- _Excerpts from an interface dataset_
────

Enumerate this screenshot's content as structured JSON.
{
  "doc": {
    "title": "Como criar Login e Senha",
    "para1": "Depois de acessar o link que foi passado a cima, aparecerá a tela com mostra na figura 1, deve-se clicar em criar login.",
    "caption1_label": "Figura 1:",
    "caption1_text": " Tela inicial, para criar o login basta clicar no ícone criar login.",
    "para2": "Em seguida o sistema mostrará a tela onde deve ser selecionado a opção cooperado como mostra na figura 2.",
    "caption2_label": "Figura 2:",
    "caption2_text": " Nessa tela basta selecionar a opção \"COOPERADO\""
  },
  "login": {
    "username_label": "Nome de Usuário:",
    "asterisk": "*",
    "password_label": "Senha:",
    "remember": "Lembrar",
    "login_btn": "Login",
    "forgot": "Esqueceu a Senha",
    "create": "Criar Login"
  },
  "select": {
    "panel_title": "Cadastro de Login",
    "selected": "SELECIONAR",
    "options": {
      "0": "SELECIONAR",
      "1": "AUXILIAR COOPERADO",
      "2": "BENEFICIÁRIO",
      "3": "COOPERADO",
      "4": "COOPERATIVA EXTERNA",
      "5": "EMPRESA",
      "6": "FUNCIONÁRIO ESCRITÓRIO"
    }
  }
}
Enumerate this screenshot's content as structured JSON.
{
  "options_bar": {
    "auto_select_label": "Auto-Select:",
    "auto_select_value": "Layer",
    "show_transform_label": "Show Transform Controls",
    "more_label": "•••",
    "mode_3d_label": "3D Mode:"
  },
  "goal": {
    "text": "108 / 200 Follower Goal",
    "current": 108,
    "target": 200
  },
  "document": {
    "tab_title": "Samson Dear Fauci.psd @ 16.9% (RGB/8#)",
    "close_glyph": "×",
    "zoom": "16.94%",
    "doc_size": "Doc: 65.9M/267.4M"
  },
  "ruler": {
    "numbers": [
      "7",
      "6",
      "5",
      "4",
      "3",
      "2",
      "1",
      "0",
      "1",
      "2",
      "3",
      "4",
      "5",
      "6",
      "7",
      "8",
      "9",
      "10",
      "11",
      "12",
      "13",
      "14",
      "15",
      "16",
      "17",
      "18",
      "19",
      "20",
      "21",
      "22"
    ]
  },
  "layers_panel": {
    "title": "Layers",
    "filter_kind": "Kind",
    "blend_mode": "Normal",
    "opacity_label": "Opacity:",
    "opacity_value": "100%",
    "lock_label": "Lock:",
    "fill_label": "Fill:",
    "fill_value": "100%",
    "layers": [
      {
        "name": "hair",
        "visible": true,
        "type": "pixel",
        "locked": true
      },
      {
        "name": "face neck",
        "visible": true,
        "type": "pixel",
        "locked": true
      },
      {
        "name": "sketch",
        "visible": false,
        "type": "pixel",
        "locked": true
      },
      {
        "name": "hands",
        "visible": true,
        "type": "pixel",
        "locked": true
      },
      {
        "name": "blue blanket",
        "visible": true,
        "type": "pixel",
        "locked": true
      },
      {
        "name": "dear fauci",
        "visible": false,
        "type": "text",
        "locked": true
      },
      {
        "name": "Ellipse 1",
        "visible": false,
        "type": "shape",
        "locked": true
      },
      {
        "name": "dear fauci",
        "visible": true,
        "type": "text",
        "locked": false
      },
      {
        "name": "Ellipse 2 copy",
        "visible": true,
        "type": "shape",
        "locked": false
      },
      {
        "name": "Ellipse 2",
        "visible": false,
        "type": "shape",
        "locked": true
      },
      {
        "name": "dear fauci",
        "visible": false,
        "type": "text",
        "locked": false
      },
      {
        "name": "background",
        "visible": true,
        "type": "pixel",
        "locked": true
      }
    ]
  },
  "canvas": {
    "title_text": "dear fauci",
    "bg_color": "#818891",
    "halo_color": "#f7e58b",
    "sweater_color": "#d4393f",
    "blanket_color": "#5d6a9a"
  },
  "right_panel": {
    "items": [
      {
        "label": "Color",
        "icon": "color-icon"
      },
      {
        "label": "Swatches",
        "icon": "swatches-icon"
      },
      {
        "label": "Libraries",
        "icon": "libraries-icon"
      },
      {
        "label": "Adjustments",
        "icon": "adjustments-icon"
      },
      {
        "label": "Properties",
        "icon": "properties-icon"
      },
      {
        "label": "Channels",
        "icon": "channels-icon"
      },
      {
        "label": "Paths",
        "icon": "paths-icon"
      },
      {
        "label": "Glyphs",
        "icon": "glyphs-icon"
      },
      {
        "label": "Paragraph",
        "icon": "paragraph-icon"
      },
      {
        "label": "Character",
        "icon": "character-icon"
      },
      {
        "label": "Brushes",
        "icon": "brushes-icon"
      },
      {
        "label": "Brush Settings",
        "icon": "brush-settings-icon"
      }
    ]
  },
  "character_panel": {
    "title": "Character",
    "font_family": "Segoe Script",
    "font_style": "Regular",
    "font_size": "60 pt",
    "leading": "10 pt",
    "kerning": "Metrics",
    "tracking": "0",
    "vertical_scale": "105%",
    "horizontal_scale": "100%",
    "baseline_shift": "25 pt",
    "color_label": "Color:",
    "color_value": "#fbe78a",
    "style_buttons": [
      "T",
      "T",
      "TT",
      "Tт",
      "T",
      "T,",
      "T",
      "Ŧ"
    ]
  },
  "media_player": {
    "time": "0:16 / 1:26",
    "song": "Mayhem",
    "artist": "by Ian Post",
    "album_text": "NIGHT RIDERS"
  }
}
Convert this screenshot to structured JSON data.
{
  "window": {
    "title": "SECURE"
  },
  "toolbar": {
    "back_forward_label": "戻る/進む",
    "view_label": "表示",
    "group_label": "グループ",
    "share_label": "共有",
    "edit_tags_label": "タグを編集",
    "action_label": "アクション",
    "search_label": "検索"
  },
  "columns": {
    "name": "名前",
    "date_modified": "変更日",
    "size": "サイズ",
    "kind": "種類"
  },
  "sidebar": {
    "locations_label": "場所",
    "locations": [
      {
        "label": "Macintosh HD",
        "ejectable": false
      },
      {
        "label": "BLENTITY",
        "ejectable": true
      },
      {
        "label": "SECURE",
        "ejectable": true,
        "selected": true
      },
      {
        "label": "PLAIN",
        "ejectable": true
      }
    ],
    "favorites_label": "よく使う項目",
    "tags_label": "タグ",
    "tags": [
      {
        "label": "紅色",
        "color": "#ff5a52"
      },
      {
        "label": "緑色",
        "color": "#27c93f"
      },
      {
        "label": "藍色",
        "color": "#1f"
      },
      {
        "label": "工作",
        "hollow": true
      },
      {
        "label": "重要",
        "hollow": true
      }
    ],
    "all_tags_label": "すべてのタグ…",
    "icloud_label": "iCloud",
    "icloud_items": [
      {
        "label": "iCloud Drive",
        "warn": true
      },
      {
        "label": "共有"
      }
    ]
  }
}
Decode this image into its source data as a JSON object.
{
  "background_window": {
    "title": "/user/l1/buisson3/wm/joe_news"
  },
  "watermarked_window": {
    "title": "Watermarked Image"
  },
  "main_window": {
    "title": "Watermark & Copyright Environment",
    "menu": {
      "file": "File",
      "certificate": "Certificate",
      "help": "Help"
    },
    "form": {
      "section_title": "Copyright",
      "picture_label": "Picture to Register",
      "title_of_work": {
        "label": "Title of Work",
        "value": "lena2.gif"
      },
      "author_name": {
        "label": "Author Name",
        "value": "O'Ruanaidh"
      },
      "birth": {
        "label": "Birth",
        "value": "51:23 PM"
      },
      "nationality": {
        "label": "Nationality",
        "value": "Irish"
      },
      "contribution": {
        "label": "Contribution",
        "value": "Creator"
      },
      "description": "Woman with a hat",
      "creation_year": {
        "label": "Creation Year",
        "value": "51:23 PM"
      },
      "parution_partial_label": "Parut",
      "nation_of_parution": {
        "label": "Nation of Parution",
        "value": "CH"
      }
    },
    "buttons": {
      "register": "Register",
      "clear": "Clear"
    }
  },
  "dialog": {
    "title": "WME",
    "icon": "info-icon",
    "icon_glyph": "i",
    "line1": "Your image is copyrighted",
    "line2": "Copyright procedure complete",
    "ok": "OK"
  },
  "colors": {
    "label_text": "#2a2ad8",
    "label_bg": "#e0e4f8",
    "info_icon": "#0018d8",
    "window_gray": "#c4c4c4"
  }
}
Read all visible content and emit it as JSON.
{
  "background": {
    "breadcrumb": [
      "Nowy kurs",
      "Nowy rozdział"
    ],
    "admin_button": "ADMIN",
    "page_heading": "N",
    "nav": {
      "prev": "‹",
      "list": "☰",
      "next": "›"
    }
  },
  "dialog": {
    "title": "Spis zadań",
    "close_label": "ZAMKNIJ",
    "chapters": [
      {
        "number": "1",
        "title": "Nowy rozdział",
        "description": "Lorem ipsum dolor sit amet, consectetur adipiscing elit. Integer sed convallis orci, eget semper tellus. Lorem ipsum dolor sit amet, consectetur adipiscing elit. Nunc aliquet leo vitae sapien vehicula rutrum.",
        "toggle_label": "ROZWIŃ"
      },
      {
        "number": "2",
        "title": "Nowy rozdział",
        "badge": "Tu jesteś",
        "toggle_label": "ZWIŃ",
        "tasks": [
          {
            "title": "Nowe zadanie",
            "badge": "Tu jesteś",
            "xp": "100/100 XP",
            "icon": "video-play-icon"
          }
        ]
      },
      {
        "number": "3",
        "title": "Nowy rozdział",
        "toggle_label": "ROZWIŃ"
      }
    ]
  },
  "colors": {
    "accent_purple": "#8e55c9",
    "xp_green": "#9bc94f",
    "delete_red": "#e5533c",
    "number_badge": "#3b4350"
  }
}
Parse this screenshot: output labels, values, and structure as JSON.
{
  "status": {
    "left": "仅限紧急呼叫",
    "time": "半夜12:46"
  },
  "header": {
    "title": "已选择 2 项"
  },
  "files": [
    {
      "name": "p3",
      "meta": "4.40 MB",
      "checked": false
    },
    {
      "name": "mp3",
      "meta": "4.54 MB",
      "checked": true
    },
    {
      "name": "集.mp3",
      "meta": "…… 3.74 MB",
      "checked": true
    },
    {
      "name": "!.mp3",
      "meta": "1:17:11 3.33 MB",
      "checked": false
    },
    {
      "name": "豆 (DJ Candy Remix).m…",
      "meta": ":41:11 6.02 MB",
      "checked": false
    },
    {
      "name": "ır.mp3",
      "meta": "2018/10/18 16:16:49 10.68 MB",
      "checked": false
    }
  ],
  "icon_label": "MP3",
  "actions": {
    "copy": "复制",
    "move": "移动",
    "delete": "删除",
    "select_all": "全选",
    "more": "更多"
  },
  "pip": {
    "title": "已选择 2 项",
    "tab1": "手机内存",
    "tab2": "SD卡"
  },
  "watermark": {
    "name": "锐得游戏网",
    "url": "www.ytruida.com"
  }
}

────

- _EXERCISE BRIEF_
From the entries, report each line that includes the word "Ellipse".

- _RESPONSE BOX_
        "name": "Ellipse 1",
        "name": "Ellipse 2 copy",
        "name": "Ellipse 2",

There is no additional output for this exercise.